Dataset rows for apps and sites
##############################
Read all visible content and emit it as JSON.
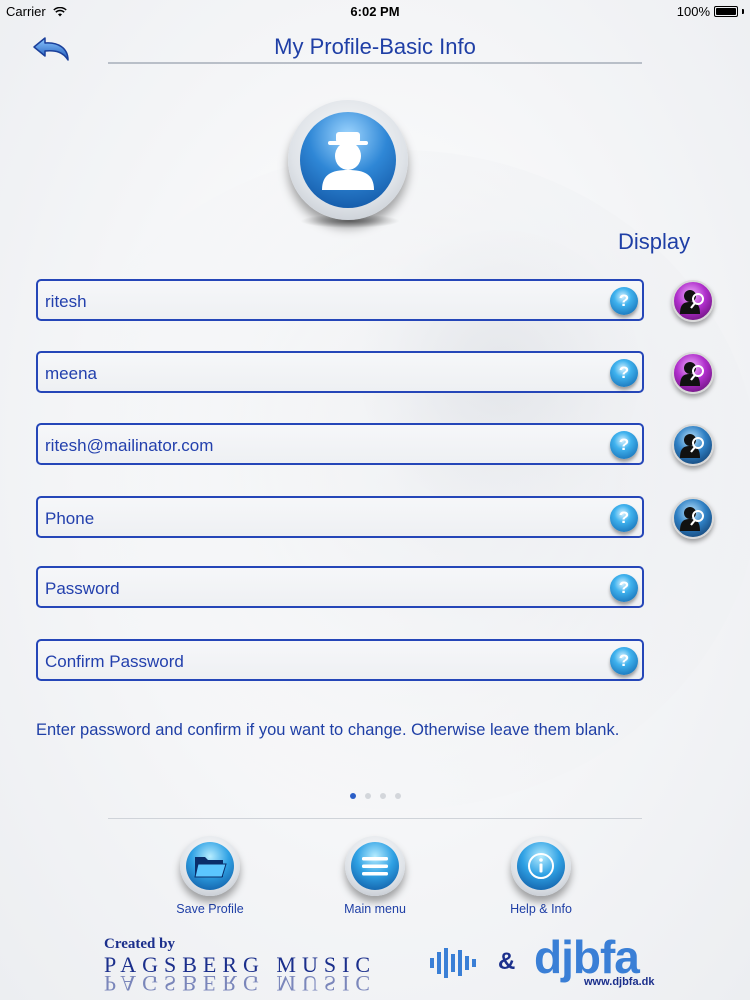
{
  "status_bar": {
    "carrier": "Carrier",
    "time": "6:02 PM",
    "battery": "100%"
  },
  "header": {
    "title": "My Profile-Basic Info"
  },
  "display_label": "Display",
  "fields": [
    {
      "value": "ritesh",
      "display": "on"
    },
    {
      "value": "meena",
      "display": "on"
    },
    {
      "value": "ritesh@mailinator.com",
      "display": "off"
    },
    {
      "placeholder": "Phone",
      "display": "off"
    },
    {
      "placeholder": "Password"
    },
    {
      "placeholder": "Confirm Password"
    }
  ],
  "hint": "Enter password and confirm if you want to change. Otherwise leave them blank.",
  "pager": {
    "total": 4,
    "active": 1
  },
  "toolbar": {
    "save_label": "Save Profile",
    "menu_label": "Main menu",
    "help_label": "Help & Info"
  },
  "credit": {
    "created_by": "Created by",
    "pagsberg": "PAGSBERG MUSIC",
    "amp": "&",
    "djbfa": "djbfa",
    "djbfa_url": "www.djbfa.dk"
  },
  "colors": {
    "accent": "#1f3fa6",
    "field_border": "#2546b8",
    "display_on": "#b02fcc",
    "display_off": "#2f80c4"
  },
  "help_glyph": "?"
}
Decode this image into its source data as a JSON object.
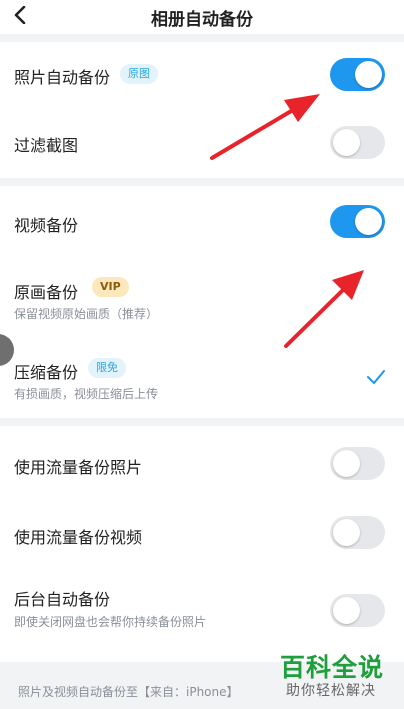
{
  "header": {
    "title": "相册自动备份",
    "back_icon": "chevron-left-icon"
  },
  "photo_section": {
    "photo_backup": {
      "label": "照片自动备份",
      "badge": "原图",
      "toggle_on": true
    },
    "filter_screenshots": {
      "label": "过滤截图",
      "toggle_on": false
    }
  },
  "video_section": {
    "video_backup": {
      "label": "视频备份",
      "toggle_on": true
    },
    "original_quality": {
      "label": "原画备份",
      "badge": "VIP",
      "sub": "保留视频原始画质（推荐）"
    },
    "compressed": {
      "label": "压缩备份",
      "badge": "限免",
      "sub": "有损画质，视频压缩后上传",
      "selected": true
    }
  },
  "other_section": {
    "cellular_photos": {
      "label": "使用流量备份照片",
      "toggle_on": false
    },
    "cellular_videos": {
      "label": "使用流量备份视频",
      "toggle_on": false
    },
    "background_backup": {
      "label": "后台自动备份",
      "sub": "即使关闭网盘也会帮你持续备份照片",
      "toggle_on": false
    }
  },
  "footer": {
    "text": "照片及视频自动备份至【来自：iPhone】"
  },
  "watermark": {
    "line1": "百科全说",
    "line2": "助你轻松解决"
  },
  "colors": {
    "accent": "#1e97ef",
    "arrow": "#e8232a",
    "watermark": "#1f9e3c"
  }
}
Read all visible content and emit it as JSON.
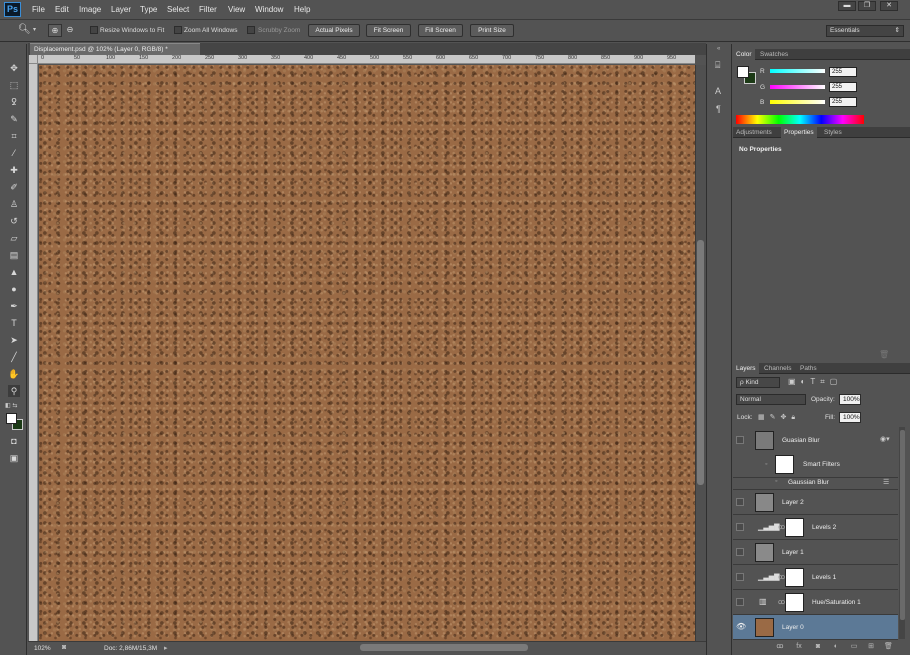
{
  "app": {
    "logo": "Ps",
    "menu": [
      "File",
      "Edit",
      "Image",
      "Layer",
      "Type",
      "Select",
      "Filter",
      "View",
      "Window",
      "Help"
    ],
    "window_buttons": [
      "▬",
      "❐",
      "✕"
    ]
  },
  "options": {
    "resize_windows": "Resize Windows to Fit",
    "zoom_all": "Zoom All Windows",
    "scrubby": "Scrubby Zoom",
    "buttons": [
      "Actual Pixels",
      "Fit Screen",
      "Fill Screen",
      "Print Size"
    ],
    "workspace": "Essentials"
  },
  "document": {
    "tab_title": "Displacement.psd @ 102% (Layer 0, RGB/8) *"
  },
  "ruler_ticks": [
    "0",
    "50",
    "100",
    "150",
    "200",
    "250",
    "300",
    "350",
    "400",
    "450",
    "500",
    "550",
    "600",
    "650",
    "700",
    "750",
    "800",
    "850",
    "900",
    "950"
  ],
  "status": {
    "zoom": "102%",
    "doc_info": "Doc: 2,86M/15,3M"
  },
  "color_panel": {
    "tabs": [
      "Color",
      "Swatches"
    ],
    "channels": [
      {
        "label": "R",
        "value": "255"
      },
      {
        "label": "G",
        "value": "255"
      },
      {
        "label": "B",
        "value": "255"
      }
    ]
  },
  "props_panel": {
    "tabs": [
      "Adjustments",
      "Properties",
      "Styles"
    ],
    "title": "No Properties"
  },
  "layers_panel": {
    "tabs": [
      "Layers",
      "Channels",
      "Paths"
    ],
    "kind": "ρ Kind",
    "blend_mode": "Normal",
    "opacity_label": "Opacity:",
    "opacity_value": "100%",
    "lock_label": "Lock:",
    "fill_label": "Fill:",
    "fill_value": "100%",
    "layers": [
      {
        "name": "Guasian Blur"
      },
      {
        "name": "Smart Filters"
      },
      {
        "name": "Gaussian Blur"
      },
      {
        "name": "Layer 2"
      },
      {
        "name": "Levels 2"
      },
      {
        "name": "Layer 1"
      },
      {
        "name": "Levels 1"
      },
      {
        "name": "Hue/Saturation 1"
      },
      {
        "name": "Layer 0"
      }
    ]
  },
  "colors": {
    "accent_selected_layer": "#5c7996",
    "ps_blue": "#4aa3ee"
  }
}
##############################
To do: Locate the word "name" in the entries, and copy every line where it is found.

Solution:
        "name": "Guasian Blur"
        "name": "Smart Filters"
        "name": "Gaussian Blur"
        "name": "Layer 2"
        "name": "Levels 2"
        "name": "Layer 1"
        "name": "Levels 1"
        "name": "Hue/Saturation 1"
        "name": "Layer 0"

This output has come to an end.